The three most common tennis turf mistakes made by clubs in 2018
If you’re responsible for the facilities at your tennis club or school, there’s every chance you’re well aware of the benefits artificial tennis turf might be able to offer. But with artificial grass for tennis ever-evolving, the number of potential pitfalls you could fall into when choosing a new surface for your courts is greater than ever.
So which mistakes and misplaced assumptions have we encountered most frequently over the last year? The following list should give you some pointers on what to avoid when the time comes to choose your very own artificial grass for tennis.
- “All artificial grass is the same.”
This misconception is probably the one that occurs most frequently across multiple sports, and is one many UK-based manufacturers are working hard to address. There might be plenty of low-cost imports available on today’s market, but will those products last the 10-15 years a quality tennis turf should? Probably not. And will they meet the approval of the ITF’s testing requirements? That seems highly unlikely too. If the price you’ve been quoted for your new artificial tennis court seems too good to be true, there’s every chance it is. If in doubt, ask your tennis court contractor to name the brand of turf they plan to install, and check the brand’s credentials yourself before giving the project the go-ahead.

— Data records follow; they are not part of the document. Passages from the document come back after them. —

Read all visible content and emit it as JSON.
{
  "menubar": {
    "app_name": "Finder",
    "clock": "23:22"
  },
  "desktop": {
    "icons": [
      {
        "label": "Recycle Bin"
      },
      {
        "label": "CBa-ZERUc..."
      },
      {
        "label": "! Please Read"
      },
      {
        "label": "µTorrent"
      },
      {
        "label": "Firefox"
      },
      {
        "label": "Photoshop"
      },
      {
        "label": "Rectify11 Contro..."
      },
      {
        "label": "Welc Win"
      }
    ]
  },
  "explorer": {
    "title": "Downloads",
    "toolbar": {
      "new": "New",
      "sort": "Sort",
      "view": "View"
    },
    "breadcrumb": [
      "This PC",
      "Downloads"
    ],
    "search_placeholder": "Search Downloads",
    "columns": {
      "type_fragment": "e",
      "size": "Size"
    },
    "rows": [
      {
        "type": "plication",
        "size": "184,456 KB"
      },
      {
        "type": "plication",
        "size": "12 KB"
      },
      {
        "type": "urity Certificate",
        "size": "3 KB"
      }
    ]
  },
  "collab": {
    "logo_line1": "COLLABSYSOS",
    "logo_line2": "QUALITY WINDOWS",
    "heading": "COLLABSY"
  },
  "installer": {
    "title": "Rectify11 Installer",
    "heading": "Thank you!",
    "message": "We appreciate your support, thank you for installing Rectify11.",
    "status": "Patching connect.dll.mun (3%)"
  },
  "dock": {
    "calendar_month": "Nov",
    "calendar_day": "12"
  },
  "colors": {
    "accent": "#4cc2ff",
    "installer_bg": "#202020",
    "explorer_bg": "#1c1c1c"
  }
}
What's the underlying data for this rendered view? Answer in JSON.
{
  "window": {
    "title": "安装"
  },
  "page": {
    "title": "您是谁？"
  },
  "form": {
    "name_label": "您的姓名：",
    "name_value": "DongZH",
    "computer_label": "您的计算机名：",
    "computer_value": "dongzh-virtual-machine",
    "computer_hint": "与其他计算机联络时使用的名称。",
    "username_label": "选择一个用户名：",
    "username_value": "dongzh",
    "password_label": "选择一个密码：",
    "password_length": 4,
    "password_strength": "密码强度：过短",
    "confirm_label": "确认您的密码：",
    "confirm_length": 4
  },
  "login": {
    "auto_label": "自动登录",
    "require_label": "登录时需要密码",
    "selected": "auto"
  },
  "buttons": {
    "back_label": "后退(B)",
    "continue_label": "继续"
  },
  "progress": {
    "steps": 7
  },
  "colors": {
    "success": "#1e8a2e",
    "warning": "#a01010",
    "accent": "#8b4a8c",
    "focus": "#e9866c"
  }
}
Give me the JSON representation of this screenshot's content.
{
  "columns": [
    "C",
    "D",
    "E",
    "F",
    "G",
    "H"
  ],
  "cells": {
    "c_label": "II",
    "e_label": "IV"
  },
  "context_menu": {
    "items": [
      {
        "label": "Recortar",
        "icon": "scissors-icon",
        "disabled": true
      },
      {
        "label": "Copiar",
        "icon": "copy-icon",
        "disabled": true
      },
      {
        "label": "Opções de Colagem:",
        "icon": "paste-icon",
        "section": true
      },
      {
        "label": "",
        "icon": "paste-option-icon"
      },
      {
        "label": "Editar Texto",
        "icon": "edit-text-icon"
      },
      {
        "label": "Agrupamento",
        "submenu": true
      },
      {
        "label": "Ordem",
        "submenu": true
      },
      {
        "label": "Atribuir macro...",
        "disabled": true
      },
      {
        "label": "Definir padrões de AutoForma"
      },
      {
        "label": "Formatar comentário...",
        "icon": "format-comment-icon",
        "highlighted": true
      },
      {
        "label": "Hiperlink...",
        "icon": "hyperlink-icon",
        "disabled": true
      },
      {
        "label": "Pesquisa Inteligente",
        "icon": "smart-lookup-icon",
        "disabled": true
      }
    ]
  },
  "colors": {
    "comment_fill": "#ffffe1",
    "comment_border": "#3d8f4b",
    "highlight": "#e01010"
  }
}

- “We just need to make sure we choose a surface made for tennis.”
As recently as a decade ago, you might have been right to assume that all tennis turf options were more or less made equal, but that certainly isn’t the case today. Depending on your needs, you might want to choose a conventional artificial grass, an artificial clay, or even a Multi Use Games Area (MUGA), which is suitable for a number of recreational sports. If you
need to brush up on the differences between each type, our guide to the different types of tennis court surface is a great place to start.
- “Having an artificial tennis surface means we don’t need to worry about maintenance.”
Most clubs will be used to looking after their natural grass courts. After all, troublesome divots, long grass, and worn markings are all a nightmare for players. Artificial tennis turf will reduce the risk of all of these, but only if the court is looked after properly as a synthetic tennis court should be considered low maintenance, not no maintenance. If you’re thinking about having a new surface installed, why not read our quick tennis court maintenance guide first?
Of course, not every club finds itself making mistakes during the planning or installation of their new tennis courts. Some of the best case studies featuring clubs and schools who have wisely invested in new facilities this year can be found here.
Why not make 2019 the year you give your club some facilities to be truly proud of?